Many growers have started to realize the yield benefits of early planted soybeans but that could be in jeopardy this year because of the delayed spring.
Some were anticipating having quite a few soybeans already in the ground by now with some of those beans going in before corn.
“It really hasn’t happened that way this year,” said Bill Roth, plant manager for the Brandt Consolidated Gridley location in McLean County. “Guys that can plant both at the same time will probably continue to do that.”
Roth expects several growers to go ahead and plant corn first and switch over to beans when the time comes. Everyone seems to have a different idea of how warm it needs to be before planting. Roth tells his customers it depends on how much work they have to do.

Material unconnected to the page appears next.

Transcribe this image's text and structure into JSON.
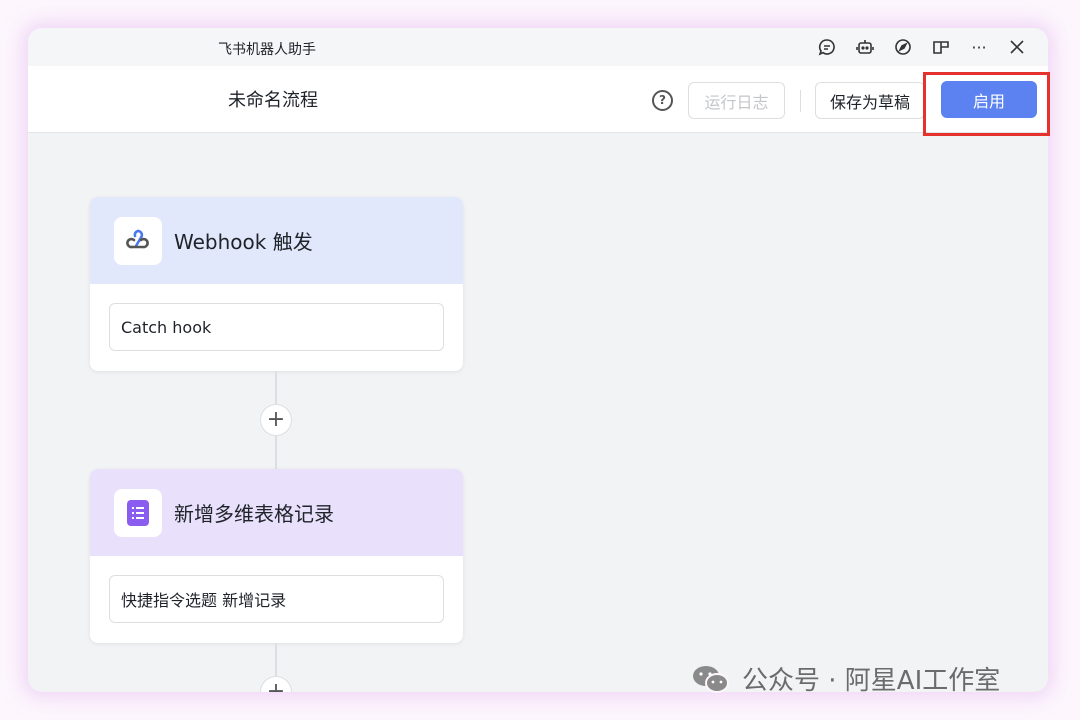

“If you are a relatively big farmer, you probably can push the envelope a little bit but if you don’t have all that many acres and you can plant your stuff in a week, there is no reason to get too excited.”
Brandt took advantage of some good weather days a couple of weeks ago to finish up the dry fertilizer applications before they started to apply herbicide and nitrogen to fields.
“Quite a bit of seed has gone out the door and delivered. We’ll be ready to hit it hard,” Roth added.